What the exercise asks:
Copy the entries exactly. Leave out any pictures.

(Records drawn from a dataset)
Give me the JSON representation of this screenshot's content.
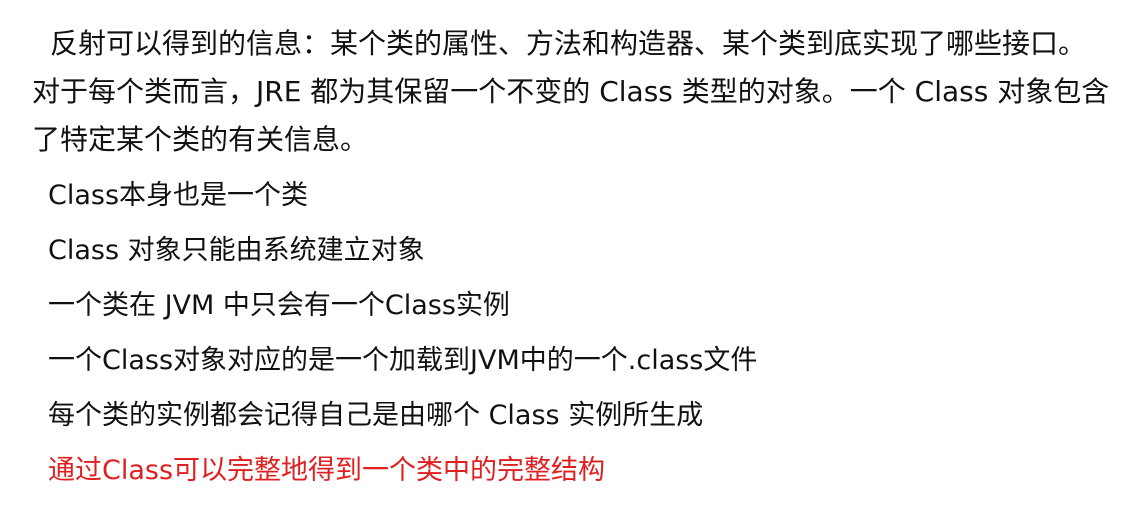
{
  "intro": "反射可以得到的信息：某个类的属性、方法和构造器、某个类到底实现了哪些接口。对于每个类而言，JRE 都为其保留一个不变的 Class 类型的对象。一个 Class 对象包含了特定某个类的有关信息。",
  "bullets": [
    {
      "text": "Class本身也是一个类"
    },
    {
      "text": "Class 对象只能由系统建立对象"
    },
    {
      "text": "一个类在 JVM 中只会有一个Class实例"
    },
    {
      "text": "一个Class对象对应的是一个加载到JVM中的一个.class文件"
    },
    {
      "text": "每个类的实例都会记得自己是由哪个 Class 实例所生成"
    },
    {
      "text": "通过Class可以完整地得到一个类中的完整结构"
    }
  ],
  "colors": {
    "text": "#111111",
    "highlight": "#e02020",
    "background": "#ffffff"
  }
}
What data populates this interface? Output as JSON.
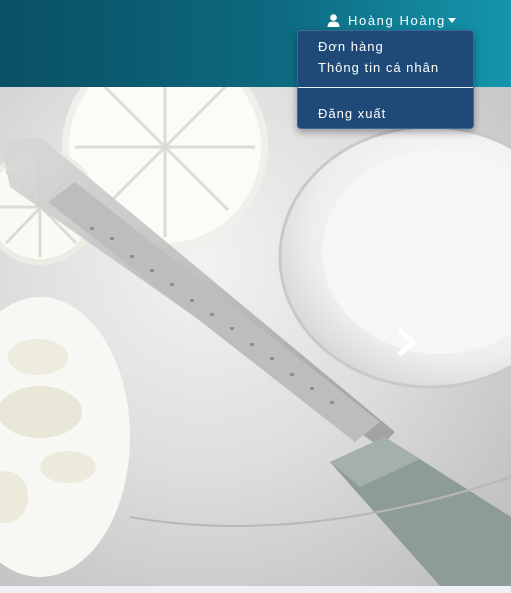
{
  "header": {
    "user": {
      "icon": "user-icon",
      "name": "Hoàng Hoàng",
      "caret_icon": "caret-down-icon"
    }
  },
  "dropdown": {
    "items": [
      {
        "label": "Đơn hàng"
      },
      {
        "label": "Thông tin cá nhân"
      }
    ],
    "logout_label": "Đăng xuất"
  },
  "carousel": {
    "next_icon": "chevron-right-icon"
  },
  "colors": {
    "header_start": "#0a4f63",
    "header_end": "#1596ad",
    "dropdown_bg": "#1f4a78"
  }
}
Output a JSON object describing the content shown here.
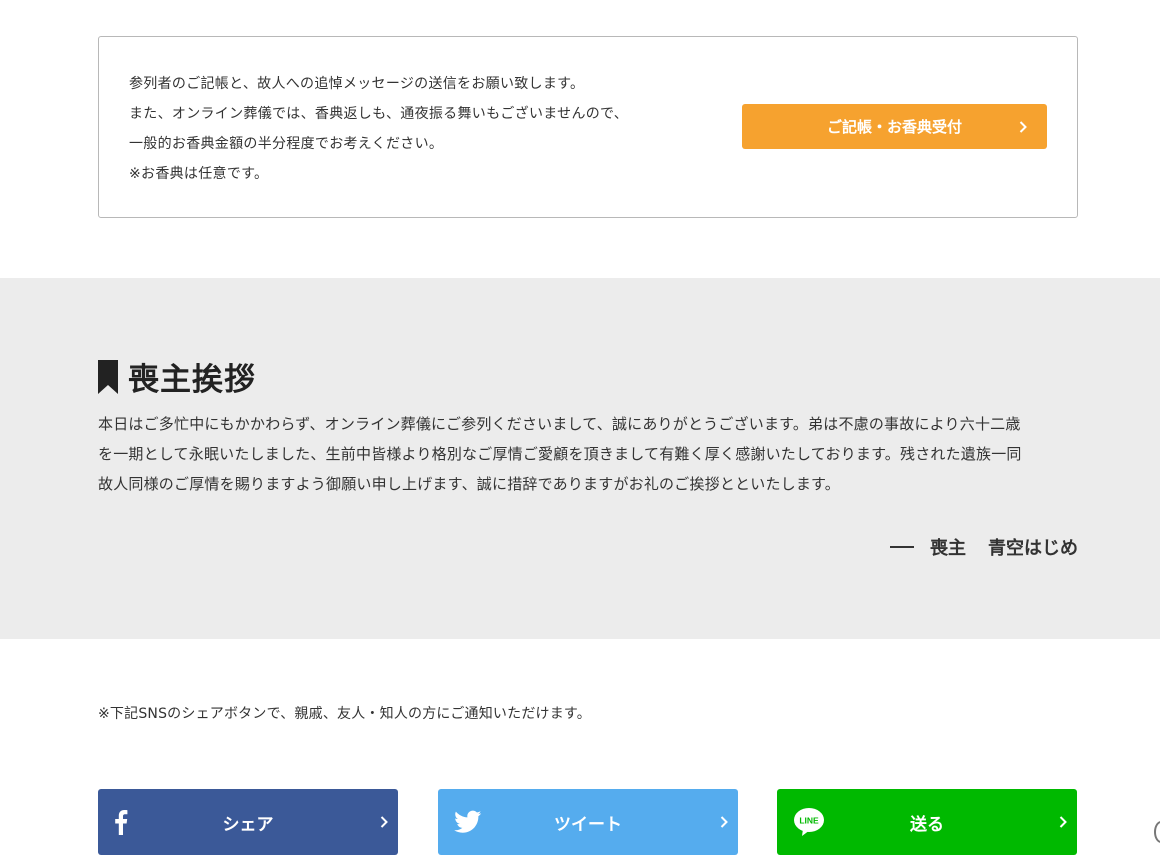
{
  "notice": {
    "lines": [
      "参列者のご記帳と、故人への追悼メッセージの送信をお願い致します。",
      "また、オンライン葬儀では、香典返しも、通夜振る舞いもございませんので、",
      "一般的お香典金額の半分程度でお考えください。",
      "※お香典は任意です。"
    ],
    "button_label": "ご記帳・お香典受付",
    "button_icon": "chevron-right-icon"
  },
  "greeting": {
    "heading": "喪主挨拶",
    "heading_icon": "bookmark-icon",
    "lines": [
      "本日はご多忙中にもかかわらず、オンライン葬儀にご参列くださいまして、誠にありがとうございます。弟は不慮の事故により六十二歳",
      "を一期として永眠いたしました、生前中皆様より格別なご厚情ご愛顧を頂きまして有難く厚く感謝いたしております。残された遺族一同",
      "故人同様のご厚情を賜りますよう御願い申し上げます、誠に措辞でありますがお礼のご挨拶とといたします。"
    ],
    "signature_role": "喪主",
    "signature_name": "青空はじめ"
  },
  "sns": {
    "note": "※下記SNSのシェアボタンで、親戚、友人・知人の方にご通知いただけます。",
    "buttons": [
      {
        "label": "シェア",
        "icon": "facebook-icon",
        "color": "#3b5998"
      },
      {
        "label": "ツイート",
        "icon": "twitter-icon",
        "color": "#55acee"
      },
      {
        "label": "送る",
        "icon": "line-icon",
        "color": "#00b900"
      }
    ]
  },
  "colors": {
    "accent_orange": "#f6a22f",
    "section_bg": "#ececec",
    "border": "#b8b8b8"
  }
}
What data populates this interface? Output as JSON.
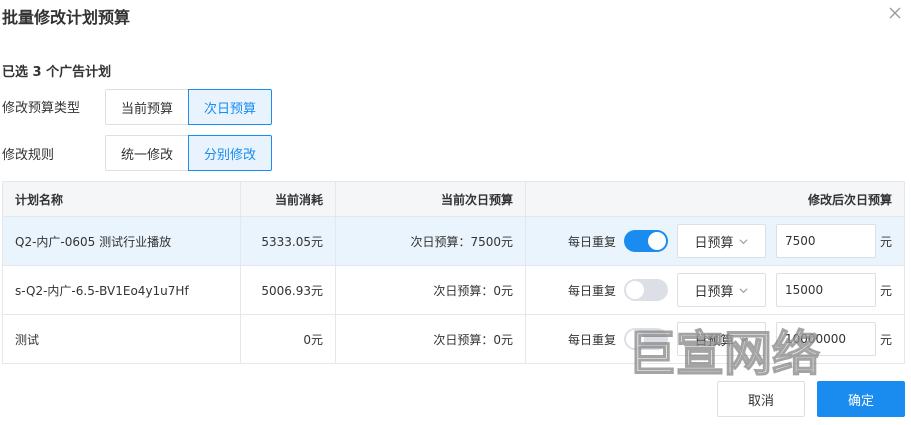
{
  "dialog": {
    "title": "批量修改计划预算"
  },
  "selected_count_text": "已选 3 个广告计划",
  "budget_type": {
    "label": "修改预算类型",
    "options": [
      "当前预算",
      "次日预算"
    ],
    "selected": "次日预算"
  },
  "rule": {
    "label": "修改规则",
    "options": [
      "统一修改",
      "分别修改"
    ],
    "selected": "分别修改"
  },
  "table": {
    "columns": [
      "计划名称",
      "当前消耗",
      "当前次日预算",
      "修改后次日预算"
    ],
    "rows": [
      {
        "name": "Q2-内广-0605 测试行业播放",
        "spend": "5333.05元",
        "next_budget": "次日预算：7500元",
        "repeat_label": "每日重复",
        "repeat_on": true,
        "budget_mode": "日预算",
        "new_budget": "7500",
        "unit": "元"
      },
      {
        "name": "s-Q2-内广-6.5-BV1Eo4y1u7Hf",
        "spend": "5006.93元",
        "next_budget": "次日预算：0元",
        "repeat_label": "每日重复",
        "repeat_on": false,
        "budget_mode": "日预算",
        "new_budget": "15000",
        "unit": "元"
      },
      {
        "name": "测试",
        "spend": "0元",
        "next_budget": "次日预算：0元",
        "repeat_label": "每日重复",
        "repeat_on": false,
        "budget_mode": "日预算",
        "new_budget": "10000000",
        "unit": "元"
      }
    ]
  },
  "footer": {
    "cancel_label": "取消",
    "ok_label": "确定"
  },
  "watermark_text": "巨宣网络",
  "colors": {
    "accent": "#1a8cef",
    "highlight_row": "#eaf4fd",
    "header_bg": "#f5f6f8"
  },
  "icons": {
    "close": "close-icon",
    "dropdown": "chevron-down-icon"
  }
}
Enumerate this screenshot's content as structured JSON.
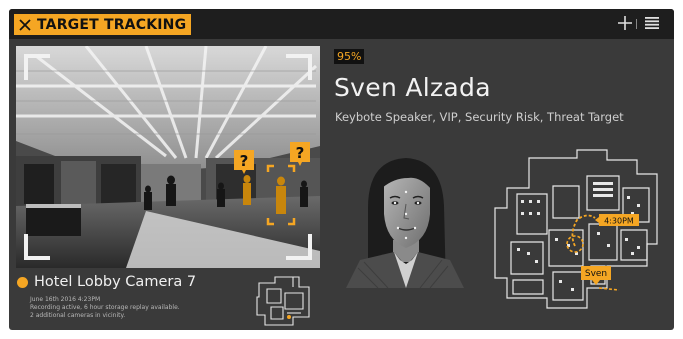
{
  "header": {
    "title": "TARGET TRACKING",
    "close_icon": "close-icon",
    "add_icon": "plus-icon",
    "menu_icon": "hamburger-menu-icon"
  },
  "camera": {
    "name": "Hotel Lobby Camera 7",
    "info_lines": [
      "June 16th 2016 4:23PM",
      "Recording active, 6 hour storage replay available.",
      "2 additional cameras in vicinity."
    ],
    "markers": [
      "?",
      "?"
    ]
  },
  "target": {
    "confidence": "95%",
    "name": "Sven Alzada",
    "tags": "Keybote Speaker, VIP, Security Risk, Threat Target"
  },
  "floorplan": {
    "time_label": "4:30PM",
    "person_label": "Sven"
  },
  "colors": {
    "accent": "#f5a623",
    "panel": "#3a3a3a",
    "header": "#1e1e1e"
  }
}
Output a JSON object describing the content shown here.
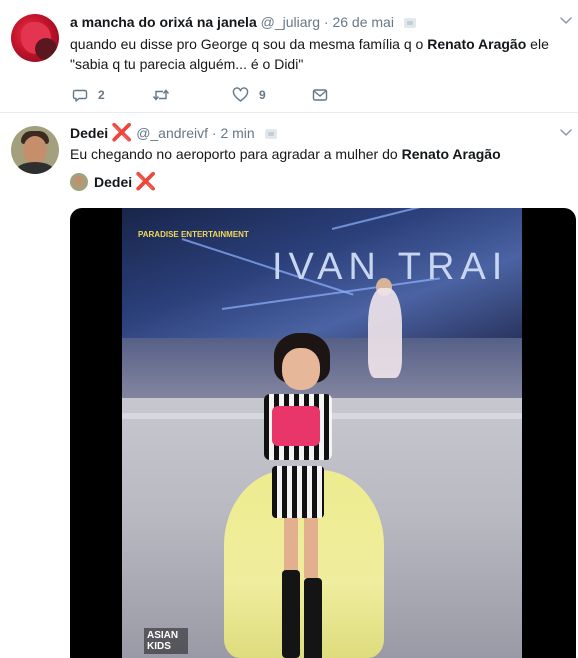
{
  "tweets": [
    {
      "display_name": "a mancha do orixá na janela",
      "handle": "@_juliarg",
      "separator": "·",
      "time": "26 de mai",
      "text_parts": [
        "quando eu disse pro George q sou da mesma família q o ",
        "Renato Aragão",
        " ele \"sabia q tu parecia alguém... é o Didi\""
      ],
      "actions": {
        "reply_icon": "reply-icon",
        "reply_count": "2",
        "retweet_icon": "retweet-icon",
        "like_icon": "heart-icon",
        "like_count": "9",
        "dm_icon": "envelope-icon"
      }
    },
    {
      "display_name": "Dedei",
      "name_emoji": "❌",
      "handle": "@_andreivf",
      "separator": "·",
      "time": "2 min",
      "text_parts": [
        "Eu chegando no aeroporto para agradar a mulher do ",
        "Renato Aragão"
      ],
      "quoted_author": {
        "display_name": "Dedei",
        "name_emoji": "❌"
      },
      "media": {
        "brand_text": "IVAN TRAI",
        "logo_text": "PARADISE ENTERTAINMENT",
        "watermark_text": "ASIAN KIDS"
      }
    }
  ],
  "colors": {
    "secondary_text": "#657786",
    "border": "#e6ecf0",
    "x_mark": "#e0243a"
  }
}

Answer below:
Give me the JSON representation of this screenshot's content.
{
  "intro": "反射可以得到的信息：某个类的属性、方法和构造器、某个类到底实现了哪些接口。对于每个类而言，JRE 都为其保留一个不变的 Class 类型的对象。一个 Class 对象包含了特定某个类的有关信息。",
  "bullets": [
    {
      "text": "Class本身也是一个类"
    },
    {
      "text": "Class 对象只能由系统建立对象"
    },
    {
      "text": "一个类在 JVM 中只会有一个Class实例"
    },
    {
      "text": "一个Class对象对应的是一个加载到JVM中的一个.class文件"
    },
    {
      "text": "每个类的实例都会记得自己是由哪个 Class 实例所生成"
    },
    {
      "text": "通过Class可以完整地得到一个类中的完整结构"
    }
  ],
  "colors": {
    "text": "#111111",
    "highlight": "#e02020",
    "background": "#ffffff"
  }
}
What data populates this interface? Output as JSON.
{
  "header": {
    "user": {
      "icon": "user-icon",
      "name": "Hoàng Hoàng",
      "caret_icon": "caret-down-icon"
    }
  },
  "dropdown": {
    "items": [
      {
        "label": "Đơn hàng"
      },
      {
        "label": "Thông tin cá nhân"
      }
    ],
    "logout_label": "Đăng xuất"
  },
  "carousel": {
    "next_icon": "chevron-right-icon"
  },
  "colors": {
    "header_start": "#0a4f63",
    "header_end": "#1596ad",
    "dropdown_bg": "#1f4a78"
  }
}
Output a JSON object describing the content shown here.
{
  "notice": {
    "lines": [
      "参列者のご記帳と、故人への追悼メッセージの送信をお願い致します。",
      "また、オンライン葬儀では、香典返しも、通夜振る舞いもございませんので、",
      "一般的お香典金額の半分程度でお考えください。",
      "※お香典は任意です。"
    ],
    "button_label": "ご記帳・お香典受付",
    "button_icon": "chevron-right-icon"
  },
  "greeting": {
    "heading": "喪主挨拶",
    "heading_icon": "bookmark-icon",
    "lines": [
      "本日はご多忙中にもかかわらず、オンライン葬儀にご参列くださいまして、誠にありがとうございます。弟は不慮の事故により六十二歳",
      "を一期として永眠いたしました、生前中皆様より格別なご厚情ご愛顧を頂きまして有難く厚く感謝いたしております。残された遺族一同",
      "故人同様のご厚情を賜りますよう御願い申し上げます、誠に措辞でありますがお礼のご挨拶とといたします。"
    ],
    "signature_role": "喪主",
    "signature_name": "青空はじめ"
  },
  "sns": {
    "note": "※下記SNSのシェアボタンで、親戚、友人・知人の方にご通知いただけます。",
    "buttons": [
      {
        "label": "シェア",
        "icon": "facebook-icon",
        "color": "#3b5998"
      },
      {
        "label": "ツイート",
        "icon": "twitter-icon",
        "color": "#55acee"
      },
      {
        "label": "送る",
        "icon": "line-icon",
        "color": "#00b900"
      }
    ]
  },
  "colors": {
    "accent_orange": "#f6a22f",
    "section_bg": "#ececec",
    "border": "#b8b8b8"
  }
}
What data populates this interface? Output as JSON.
{
  "dialog": {
    "title": "批量修改计划预算"
  },
  "selected_count_text": "已选 3 个广告计划",
  "budget_type": {
    "label": "修改预算类型",
    "options": [
      "当前预算",
      "次日预算"
    ],
    "selected": "次日预算"
  },
  "rule": {
    "label": "修改规则",
    "options": [
      "统一修改",
      "分别修改"
    ],
    "selected": "分别修改"
  },
  "table": {
    "columns": [
      "计划名称",
      "当前消耗",
      "当前次日预算",
      "修改后次日预算"
    ],
    "rows": [
      {
        "name": "Q2-内广-0605 测试行业播放",
        "spend": "5333.05元",
        "next_budget": "次日预算：7500元",
        "repeat_label": "每日重复",
        "repeat_on": true,
        "budget_mode": "日预算",
        "new_budget": "7500",
        "unit": "元"
      },
      {
        "name": "s-Q2-内广-6.5-BV1Eo4y1u7Hf",
        "spend": "5006.93元",
        "next_budget": "次日预算：0元",
        "repeat_label": "每日重复",
        "repeat_on": false,
        "budget_mode": "日预算",
        "new_budget": "15000",
        "unit": "元"
      },
      {
        "name": "测试",
        "spend": "0元",
        "next_budget": "次日预算：0元",
        "repeat_label": "每日重复",
        "repeat_on": false,
        "budget_mode": "日预算",
        "new_budget": "10000000",
        "unit": "元"
      }
    ]
  },
  "footer": {
    "cancel_label": "取消",
    "ok_label": "确定"
  },
  "watermark_text": "巨宣网络",
  "colors": {
    "accent": "#1a8cef",
    "highlight_row": "#eaf4fd",
    "header_bg": "#f5f6f8"
  },
  "icons": {
    "close": "close-icon",
    "dropdown": "chevron-down-icon"
  }
}
Enumerate this screenshot's content as structured JSON.
{
  "header": {
    "title": "TARGET TRACKING",
    "close_icon": "close-icon",
    "add_icon": "plus-icon",
    "menu_icon": "hamburger-menu-icon"
  },
  "camera": {
    "name": "Hotel Lobby Camera 7",
    "info_lines": [
      "June 16th 2016 4:23PM",
      "Recording active, 6 hour storage replay available.",
      "2 additional cameras in vicinity."
    ],
    "markers": [
      "?",
      "?"
    ]
  },
  "target": {
    "confidence": "95%",
    "name": "Sven Alzada",
    "tags": "Keybote Speaker, VIP, Security Risk, Threat Target"
  },
  "floorplan": {
    "time_label": "4:30PM",
    "person_label": "Sven"
  },
  "colors": {
    "accent": "#f5a623",
    "panel": "#3a3a3a",
    "header": "#1e1e1e"
  }
}
Output a JSON object describing the content shown here.
{
  "tweets": [
    {
      "display_name": "a mancha do orixá na janela",
      "handle": "@_juliarg",
      "separator": "·",
      "time": "26 de mai",
      "text_parts": [
        "quando eu disse pro George q sou da mesma família q o ",
        "Renato Aragão",
        " ele \"sabia q tu parecia alguém... é o Didi\""
      ],
      "actions": {
        "reply_icon": "reply-icon",
        "reply_count": "2",
        "retweet_icon": "retweet-icon",
        "like_icon": "heart-icon",
        "like_count": "9",
        "dm_icon": "envelope-icon"
      }
    },
    {
      "display_name": "Dedei",
      "name_emoji": "❌",
      "handle": "@_andreivf",
      "separator": "·",
      "time": "2 min",
      "text_parts": [
        "Eu chegando no aeroporto para agradar a mulher do ",
        "Renato Aragão"
      ],
      "quoted_author": {
        "display_name": "Dedei",
        "name_emoji": "❌"
      },
      "media": {
        "brand_text": "IVAN TRAI",
        "logo_text": "PARADISE ENTERTAINMENT",
        "watermark_text": "ASIAN KIDS"
      }
    }
  ],
  "colors": {
    "secondary_text": "#657786",
    "border": "#e6ecf0",
    "x_mark": "#e0243a"
  }
}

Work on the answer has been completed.